** PROBLEM STATEMENT **
Search the data below for the string "Allow" and copy all lines where it shows up.

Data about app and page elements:

# # # # # # #

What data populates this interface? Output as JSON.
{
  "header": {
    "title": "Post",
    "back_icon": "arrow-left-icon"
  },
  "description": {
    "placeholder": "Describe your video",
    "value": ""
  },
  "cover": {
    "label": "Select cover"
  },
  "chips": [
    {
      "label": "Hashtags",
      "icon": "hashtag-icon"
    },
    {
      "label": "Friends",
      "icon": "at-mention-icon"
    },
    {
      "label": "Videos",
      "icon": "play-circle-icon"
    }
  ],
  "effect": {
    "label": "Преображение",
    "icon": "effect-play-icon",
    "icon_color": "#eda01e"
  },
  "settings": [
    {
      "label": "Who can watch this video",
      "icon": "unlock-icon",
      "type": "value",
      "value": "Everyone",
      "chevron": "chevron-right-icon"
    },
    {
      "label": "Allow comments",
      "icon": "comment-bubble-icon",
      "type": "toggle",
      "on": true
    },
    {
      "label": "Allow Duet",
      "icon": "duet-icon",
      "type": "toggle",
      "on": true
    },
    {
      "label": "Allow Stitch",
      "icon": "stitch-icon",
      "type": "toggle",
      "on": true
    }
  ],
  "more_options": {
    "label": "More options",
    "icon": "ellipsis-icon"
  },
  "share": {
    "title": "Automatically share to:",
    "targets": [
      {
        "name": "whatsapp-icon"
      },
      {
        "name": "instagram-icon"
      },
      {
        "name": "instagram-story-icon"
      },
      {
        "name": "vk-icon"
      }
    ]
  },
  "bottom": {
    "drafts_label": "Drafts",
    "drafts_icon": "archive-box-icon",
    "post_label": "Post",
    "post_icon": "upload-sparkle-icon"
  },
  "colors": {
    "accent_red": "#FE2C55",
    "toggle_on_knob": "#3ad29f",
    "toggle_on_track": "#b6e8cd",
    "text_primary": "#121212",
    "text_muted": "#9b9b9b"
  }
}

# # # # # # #

** ANSWER FOR THIS EXERCISE **
      "label": "Allow comments",
      "label": "Allow Duet",
      "label": "Allow Stitch",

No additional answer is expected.